chapter  2
18 Pages

Along the Road to Social Justice: A Literacy of Promise

WithLINDA A. SPEARS-BUNTON AND REBECCA POWELL
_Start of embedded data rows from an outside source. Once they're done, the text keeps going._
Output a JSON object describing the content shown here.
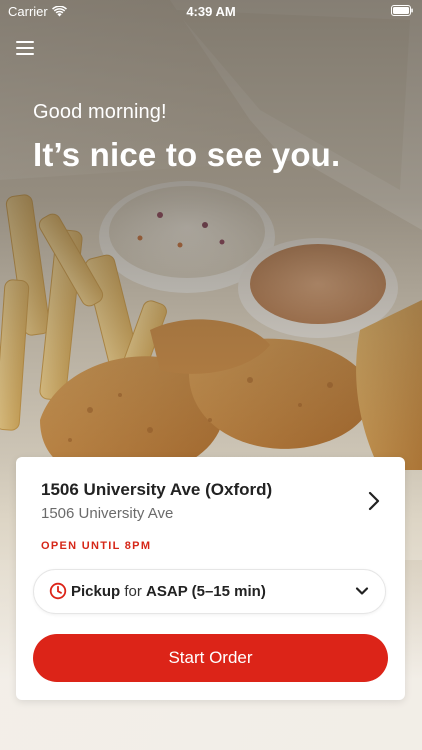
{
  "status_bar": {
    "carrier": "Carrier",
    "time": "4:39 AM"
  },
  "hero": {
    "greeting": "Good morning!",
    "headline": "It’s nice to see you."
  },
  "store": {
    "name": "1506 University Ave (Oxford)",
    "address": "1506 University Ave",
    "hours": "OPEN UNTIL 8PM"
  },
  "order_type": {
    "mode": "Pickup",
    "connector": "for",
    "time": "ASAP (5–15 min)"
  },
  "actions": {
    "start_order": "Start Order"
  },
  "icons": {
    "menu": "hamburger-menu-icon",
    "wifi": "wifi-icon",
    "battery": "battery-icon",
    "store_arrow": "chevron-right-icon",
    "clock": "clock-icon",
    "dropdown": "chevron-down-icon"
  },
  "colors": {
    "brand_red": "#dc2418",
    "hours_red": "#d62718",
    "card_bg": "#ffffff"
  }
}
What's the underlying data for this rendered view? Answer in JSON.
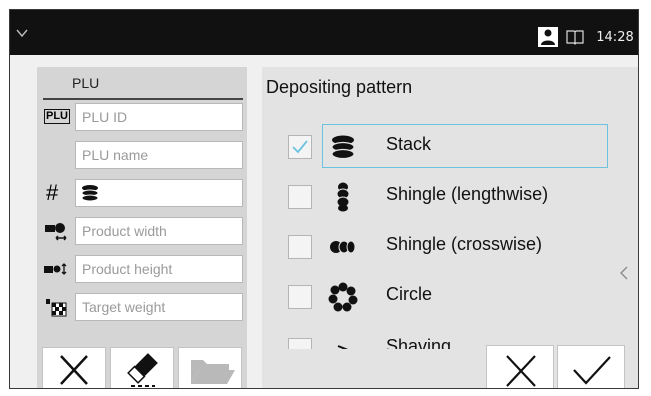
{
  "topbar": {
    "time": "14:28",
    "icons": [
      "chevron-down-icon",
      "user-icon",
      "book-icon"
    ]
  },
  "plu_panel": {
    "title": "PLU",
    "fields": {
      "plu_id": {
        "placeholder": "PLU ID",
        "badge": "PLU"
      },
      "plu_name": {
        "placeholder": "PLU name"
      },
      "count": {
        "symbol": "#"
      },
      "product_width": {
        "placeholder": "Product width"
      },
      "product_height": {
        "placeholder": "Product height"
      },
      "target_weight": {
        "placeholder": "Target weight"
      }
    },
    "buttons": [
      "close-icon",
      "eraser-icon",
      "folder-icon"
    ]
  },
  "pattern_panel": {
    "title": "Depositing pattern",
    "options": [
      {
        "label": "Stack",
        "checked": true,
        "selected": true,
        "icon": "stack-icon"
      },
      {
        "label": "Shingle (lengthwise)",
        "checked": false,
        "icon": "shingle-lengthwise-icon"
      },
      {
        "label": "Shingle (crosswise)",
        "checked": false,
        "icon": "shingle-crosswise-icon"
      },
      {
        "label": "Circle",
        "checked": false,
        "icon": "circle-pattern-icon"
      },
      {
        "label": "Shaving",
        "checked": false,
        "icon": "shaving-icon"
      }
    ],
    "buttons": [
      "cancel-icon",
      "confirm-icon"
    ]
  },
  "colors": {
    "topbar": "#111111",
    "selection_border": "#6cc3e0",
    "checkmark": "#6cc3e0"
  }
}
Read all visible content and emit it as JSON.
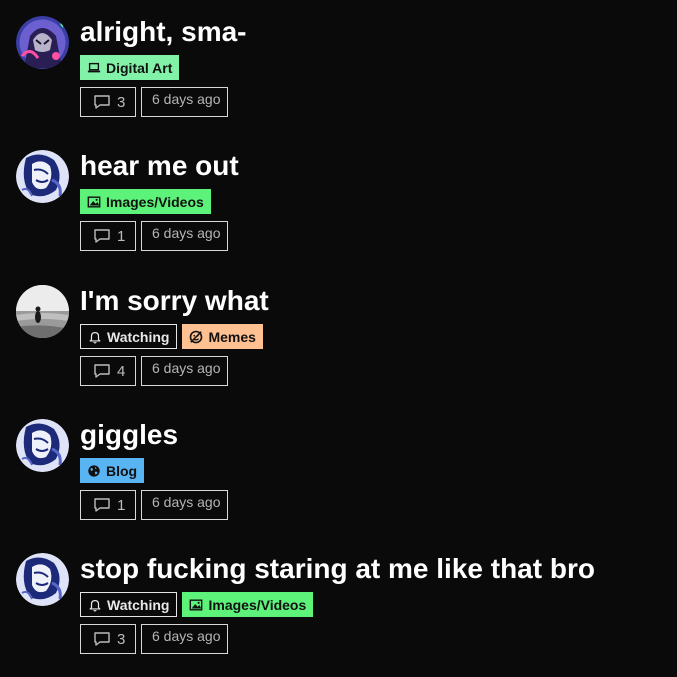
{
  "threads": [
    {
      "title": "alright, sma-",
      "avatar": "purple-hooded-character-avatar",
      "tags": [
        {
          "label": "Digital Art",
          "type": "digital",
          "icon": "laptop-icon"
        }
      ],
      "replies": "3",
      "time": "6 days ago"
    },
    {
      "title": "hear me out",
      "avatar": "blue-sketch-character-avatar",
      "tags": [
        {
          "label": "Images/Videos",
          "type": "images",
          "icon": "image-icon"
        }
      ],
      "replies": "1",
      "time": "6 days ago"
    },
    {
      "title": "I'm sorry what",
      "avatar": "grayscale-beach-photo-avatar",
      "tags": [
        {
          "label": "Watching",
          "type": "watching",
          "icon": "bell-icon"
        },
        {
          "label": "Memes",
          "type": "memes",
          "icon": "no-smile-icon"
        }
      ],
      "replies": "4",
      "time": "6 days ago"
    },
    {
      "title": "giggles",
      "avatar": "blue-sketch-character-avatar",
      "tags": [
        {
          "label": "Blog",
          "type": "blog",
          "icon": "globe-icon"
        }
      ],
      "replies": "1",
      "time": "6 days ago"
    },
    {
      "title": "stop fucking staring at me like that bro",
      "avatar": "blue-sketch-character-avatar",
      "tags": [
        {
          "label": "Watching",
          "type": "watching",
          "icon": "bell-icon"
        },
        {
          "label": "Images/Videos",
          "type": "images",
          "icon": "image-icon"
        }
      ],
      "replies": "3",
      "time": "6 days ago"
    }
  ],
  "colors": {
    "background": "#0a0a0a",
    "digital_art": "#82f2a8",
    "images_videos": "#5df27a",
    "memes": "#ffc092",
    "blog": "#58b4f2"
  }
}
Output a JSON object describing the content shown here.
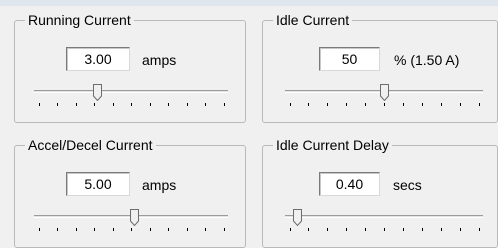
{
  "running_current": {
    "legend": "Running Current",
    "value": "3.00",
    "unit": "amps",
    "slider_position": 0.32
  },
  "idle_current": {
    "legend": "Idle Current",
    "value": "50",
    "unit": "% (1.50 A)",
    "slider_position": 0.5
  },
  "accel_decel_current": {
    "legend": "Accel/Decel Current",
    "value": "5.00",
    "unit": "amps",
    "slider_position": 0.52
  },
  "idle_current_delay": {
    "legend": "Idle Current Delay",
    "value": "0.40",
    "unit": "secs",
    "slider_position": 0.04
  },
  "slider_tick_count": 11
}
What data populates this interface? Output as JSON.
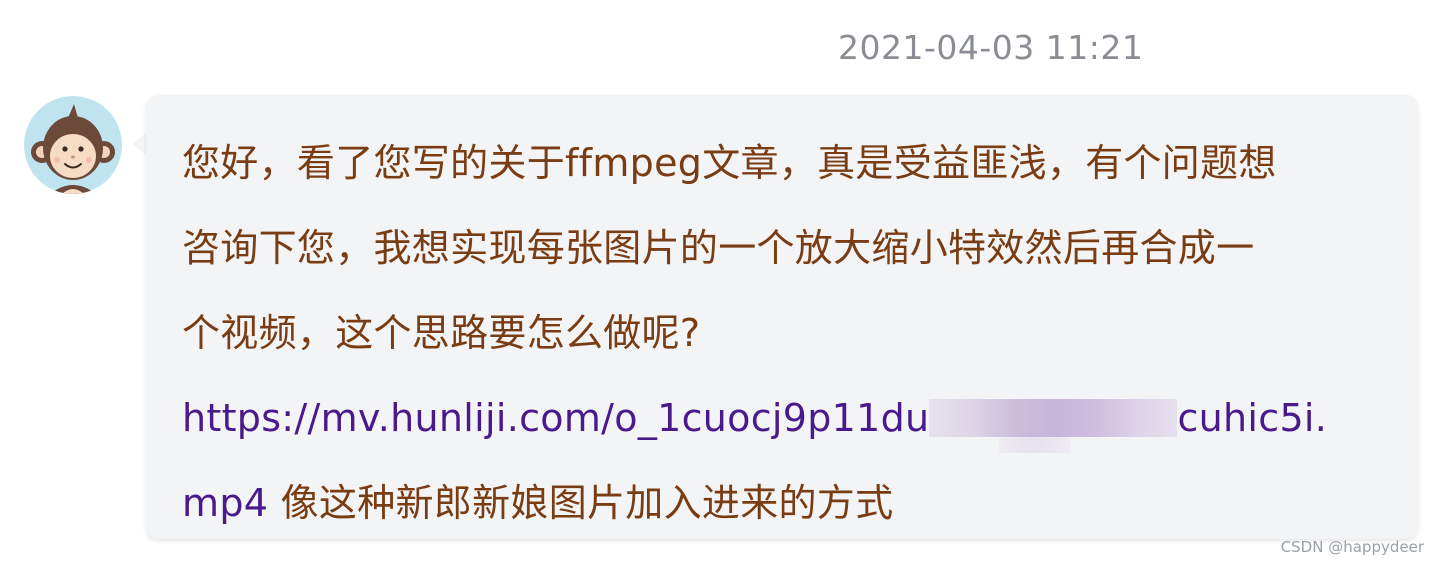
{
  "comment": {
    "timestamp": "2021-04-03 11:21",
    "avatar_icon": "monkey-avatar-icon",
    "lines": [
      "您好，看了您写的关于ffmpeg文章，真是受益匪浅，有个问题想",
      "咨询下您，我想实现每张图片的一个放大缩小特效然后再合成一",
      "个视频，这个思路要怎么做呢?"
    ],
    "link_part1": "https://mv.hunliji.com/o_1cuocj9p11du",
    "link_part2": "cuhic5i.",
    "link_part3": "mp4",
    "trailing_text": " 像这种新郎新娘图片加入进来的方式"
  },
  "watermark": "CSDN @happydeer",
  "colors": {
    "message_text": "#7a3c12",
    "link_text": "#4a1a8c",
    "timestamp_text": "#8a8d93",
    "bubble_bg": "#f3f4f6",
    "avatar_bg": "#bfe4f0"
  }
}
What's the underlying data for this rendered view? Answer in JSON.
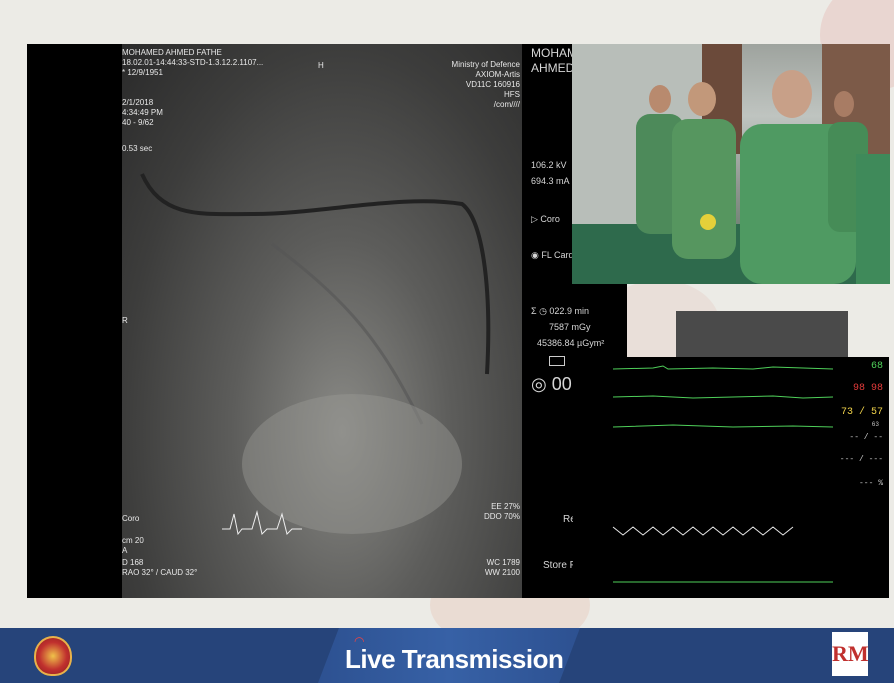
{
  "fluoro": {
    "patient_name": "MOHAMED AHMED FATHE",
    "study_line": "18.02.01-14:44:33-STD-1.3.12.2.1107...",
    "study_id": "* 12/9/1951",
    "date": "2/1/2018",
    "time": "4:34:49 PM",
    "frame": "40 - 9/62",
    "duration": "0.53 sec",
    "marker_h": "H",
    "marker_r": "R",
    "institution": "Ministry of Defence",
    "system": "AXIOM-Artis",
    "version": "VD11C 160916",
    "hfs": "HFS",
    "com": "/com////",
    "mode": "Coro",
    "cm": "cm 20",
    "a": "A",
    "d": "D 168",
    "angle": "RAO 32° / CAUD 32°",
    "ee": "EE 27%",
    "ddo": "DDO 70%",
    "wc": "WC 1789",
    "ww": "WW 2100"
  },
  "side": {
    "name1": "MOHAM",
    "name2": "AHMED",
    "kv": "106.2 kV",
    "ma": "694.3 mA",
    "coro": "Coro",
    "fl": "FL Card",
    "time_min": "022.9 min",
    "mgy": "7587 mGy",
    "dap": "45386.84 µGym²",
    "counter": "00",
    "re": "Re",
    "store": "Store F"
  },
  "monitor": {
    "hr": "68",
    "red_vals": "98   98",
    "bp": "73 / 57",
    "bp_sub": "63",
    "dash1": "-- / --",
    "dash2": "--- / ---",
    "dash3": "--- %"
  },
  "bottom": {
    "title": "Live Transmission",
    "logo_right": "RM"
  }
}
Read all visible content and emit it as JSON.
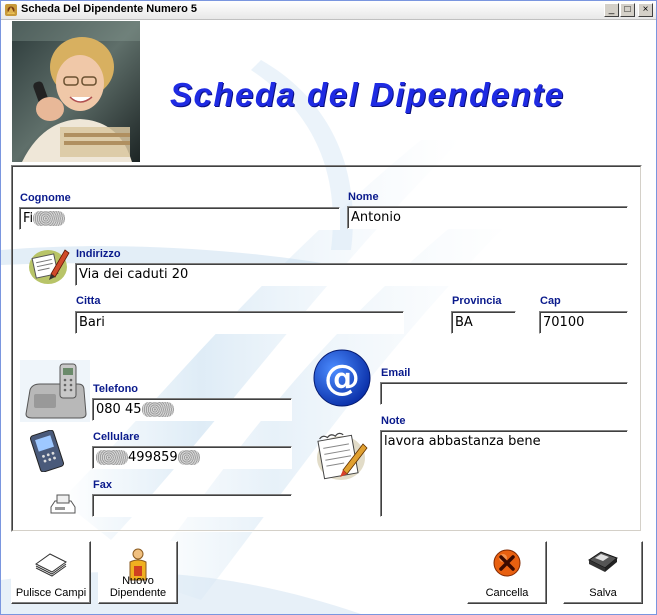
{
  "window": {
    "title": "Scheda Del Dipendente Numero 5"
  },
  "header": {
    "title": "Scheda del Dipendente"
  },
  "form": {
    "cognome": {
      "label": "Cognome",
      "value": "Fi"
    },
    "nome": {
      "label": "Nome",
      "value": "Antonio"
    },
    "indirizzo": {
      "label": "Indirizzo",
      "value": "Via dei caduti 20"
    },
    "citta": {
      "label": "Citta",
      "value": "Bari"
    },
    "provincia": {
      "label": "Provincia",
      "value": "BA"
    },
    "cap": {
      "label": "Cap",
      "value": "70100"
    },
    "telefono": {
      "label": "Telefono",
      "value": "080 45"
    },
    "cellulare": {
      "label": "Cellulare",
      "value": "499859"
    },
    "fax": {
      "label": "Fax",
      "value": ""
    },
    "email": {
      "label": "Email",
      "value": ""
    },
    "note": {
      "label": "Note",
      "value": "lavora abbastanza bene"
    }
  },
  "buttons": {
    "pulisci": "Pulisce Campi",
    "nuovo_line1": "Nuovo",
    "nuovo_line2": "Dipendente",
    "cancella": "Cancella",
    "salva": "Salva"
  },
  "colors": {
    "heading": "#1f2be3",
    "label": "#0a1a8c"
  },
  "icons": [
    "app-icon",
    "employee-photo",
    "notepad-pen-icon",
    "cordless-phone-icon",
    "cellphone-icon",
    "fax-icon",
    "email-at-icon",
    "note-pencil-icon",
    "clear-fields-icon",
    "new-employee-icon",
    "delete-icon",
    "save-floppy-icon"
  ]
}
Traditionally, literacy has been a part of the “cultural capital” of the privilegedthe capital of those who have the power to own knowledge and to present that knowledge as significant, as “that which is important to know.” Power grants certain groups the privilege to write the rules, to change them, and to apply them in ways that perpetuate their status. Thus, historically, becoming “literate” meant that one had to acquire that capital, i.e., the knowledge, the perspectives, the cultural and linguistic forms, the literary traditions of privileged groups. For some, the acquisition of literacy offered exclusive access to citizenry and the bestowal of power, reward and recognition. A “literacy of promise,” as we are defining it here, gives ownership to the oppressed, validating their linguistic and literary heritage, giving them a voice. A literacy of promise is inclusive and advocates for collective ownership rather than elite proprietary rights. This kind of literacy invites marginalized groups to affirm their past, to critique the present, and to re-envision their future. A literacy of promise intentionally presents a challenge to the status quo.